  • Who is advised?
  • Who advises?
  • Where is advising done?
  • How are advising responsibilities divided?
the organization
The Organization
  • Create a shared vision of student success that is embedded in the institution’s mission and culture
  • Set high standards for students inside and outside the classroom and balance challenge with support
  • Provide complementary policies, practices, and resources to support students academically and socially

Academic advisors should play

strategic roles in these important initiatives

the collaboration
The Collaboration

Advising requires coordination and collaboration among units across campus that provide student support/services.

“Every time you see a turtle on a fencepost,

you know it didn’t get there by itself.” Alex Haley

active outreach to students
Active Outreach to Students

Advisors should be. . . .

  • Available and accessible
  • Proactive
  • Caring and concerned

“Intrusive” or proactive advising is based on the philosophy that we should not wait for students to get into trouble before reaching out to them.”

Robert Glennon

what do students want from an advisor
What do students want from an advisor?

Accurate information “Do they know?”

Accessibility “Are they there?”

Caring attitude “Do they care?”


Why academic advising is more important than ever

  • Rising costs of higher education
  • The current state of our economy
  • Changing expectations of students and families
  • Increasing pressure from states for students to graduate in four years
conclusions or we ve come a long way baby
Conclusions; or,We’ve come a long way, baby
  • View of advising has dramatically evolved and broadened over time
  • Advising is now focused on teaching and learning
  • Advising assists students with career/life planning and deals with “big” issues
  • Although not a magic bullet, advising is clearly related to student persistence

Advising is the hub of the student services wheel

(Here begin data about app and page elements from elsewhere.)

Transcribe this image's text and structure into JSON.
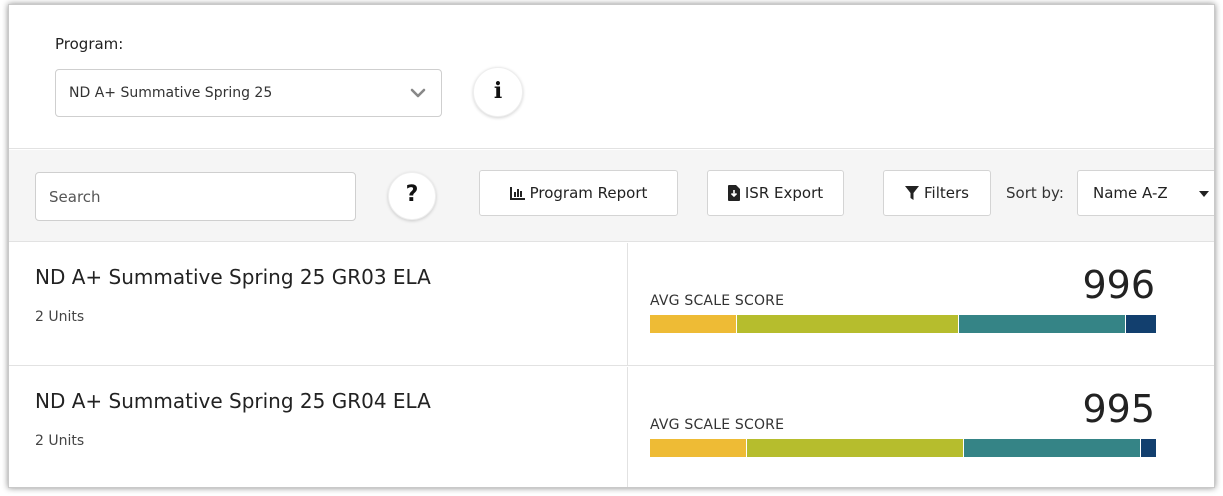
{
  "program": {
    "label": "Program:",
    "selected": "ND A+ Summative Spring 25"
  },
  "toolbar": {
    "search_placeholder": "Search",
    "help_label": "?",
    "info_label": "i",
    "program_report_label": "Program Report",
    "isr_export_label": "ISR Export",
    "filters_label": "Filters",
    "sort_label": "Sort by:",
    "sort_value": "Name A-Z"
  },
  "rows": [
    {
      "title": "ND A+ Summative Spring 25 GR03 ELA",
      "units": "2 Units",
      "avg_label": "AVG SCALE SCORE",
      "score": "996",
      "distribution": [
        0.17,
        0.44,
        0.33,
        0.06
      ]
    },
    {
      "title": "ND A+ Summative Spring 25 GR04 ELA",
      "units": "2 Units",
      "avg_label": "AVG SCALE SCORE",
      "score": "995",
      "distribution": [
        0.19,
        0.43,
        0.35,
        0.03
      ]
    }
  ],
  "colors": {
    "level_1": "#eebb35",
    "level_2": "#b6bd2d",
    "level_3": "#358486",
    "level_4": "#123f6e"
  },
  "icons": [
    "chevron-down-icon",
    "info-icon",
    "question-icon",
    "bar-chart-icon",
    "file-download-icon",
    "filter-icon",
    "caret-down-icon"
  ]
}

  • Advising cannot be done in isolation—it is a tag-team activity
  • Good advising involves active outreach to students
  • Advising is important to institutions in demonstrating accountability
this week at the summer institute
This Week at the Summer Institute
  • Advising as teaching and learning
  • Retention issues in student persistence
  • Research in advising
  • The administration of advising
  • Applying student development theories to advising
  • Selection and training/professional development of professional and faculty advisors
  • Development of advising materials
  • Assessment of effectiveness (advisors and programs)
  • Legal and ethical issues of advising
  • Advising various student populations
parting thought one
Parting Thought One

Academic Advising is “perhaps the only structured campus endeavor that can guarantee interaction with a caring and concerned adult who can help them shape a meaningful learning experience for themselves.” Hunter and White

parting thought two
Parting Thought Two

With the right approach

come the right results.

The Mental Game of Baseball